(Beginning of Supplied records)

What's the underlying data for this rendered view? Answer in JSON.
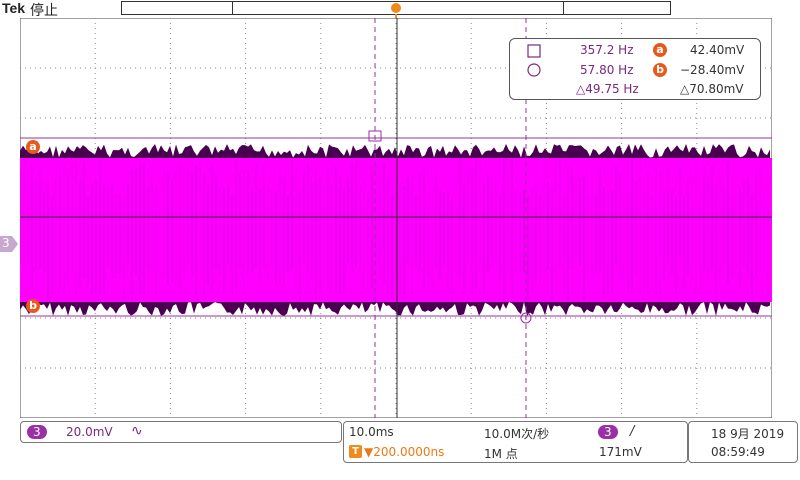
{
  "header": {
    "brand": "Tek",
    "run_state": "停止"
  },
  "trigger_marker": "T",
  "cursor_readout": {
    "row1_freq": "357.2 Hz",
    "row1_badge": "a",
    "row1_value": "42.40mV",
    "row2_freq": "57.80 Hz",
    "row2_badge": "b",
    "row2_value": "−28.40mV",
    "delta_freq": "△49.75 Hz",
    "delta_value": "△70.80mV"
  },
  "cursor_labels": {
    "a": "a",
    "b": "b"
  },
  "channel_marker": "3",
  "channel_panel": {
    "channel": "3",
    "scale": "20.0mV",
    "coupling": "∿"
  },
  "timebase_panel": {
    "time_div": "10.0ms",
    "sample_rate": "10.0M次/秒",
    "trigger_pos": "▼200.0000ns",
    "trigger_tag": "T",
    "record_length": "1M 点"
  },
  "trigger_panel": {
    "channel": "3",
    "slope": "/",
    "level": "171mV"
  },
  "datetime": {
    "date": "18 9月 2019",
    "time": "08:59:49"
  },
  "colors": {
    "trace": "#ff00ff",
    "trace_dark": "#4a0050",
    "accent_orange": "#e85a1c",
    "channel_purple": "#9b2fa5"
  }
}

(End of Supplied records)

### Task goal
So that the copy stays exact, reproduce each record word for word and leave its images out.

### Output for this exercise
What's the underlying data for this rendered view? Answer in JSON.
{
  "header": {
    "brand": "Tek",
    "run_state": "停止"
  },
  "trigger_marker": "T",
  "cursor_readout": {
    "row1_freq": "357.2 Hz",
    "row1_badge": "a",
    "row1_value": "42.40mV",
    "row2_freq": "57.80 Hz",
    "row2_badge": "b",
    "row2_value": "−28.40mV",
    "delta_freq": "△49.75 Hz",
    "delta_value": "△70.80mV"
  },
  "cursor_labels": {
    "a": "a",
    "b": "b"
  },
  "channel_marker": "3",
  "channel_panel": {
    "channel": "3",
    "scale": "20.0mV",
    "coupling": "∿"
  },
  "timebase_panel": {
    "time_div": "10.0ms",
    "sample_rate": "10.0M次/秒",
    "trigger_pos": "▼200.0000ns",
    "trigger_tag": "T",
    "record_length": "1M 点"
  },
  "trigger_panel": {
    "channel": "3",
    "slope": "/",
    "level": "171mV"
  },
  "datetime": {
    "date": "18 9月 2019",
    "time": "08:59:49"
  },
  "colors": {
    "trace": "#ff00ff",
    "trace_dark": "#4a0050",
    "accent_orange": "#e85a1c",
    "channel_purple": "#9b2fa5"
  }
}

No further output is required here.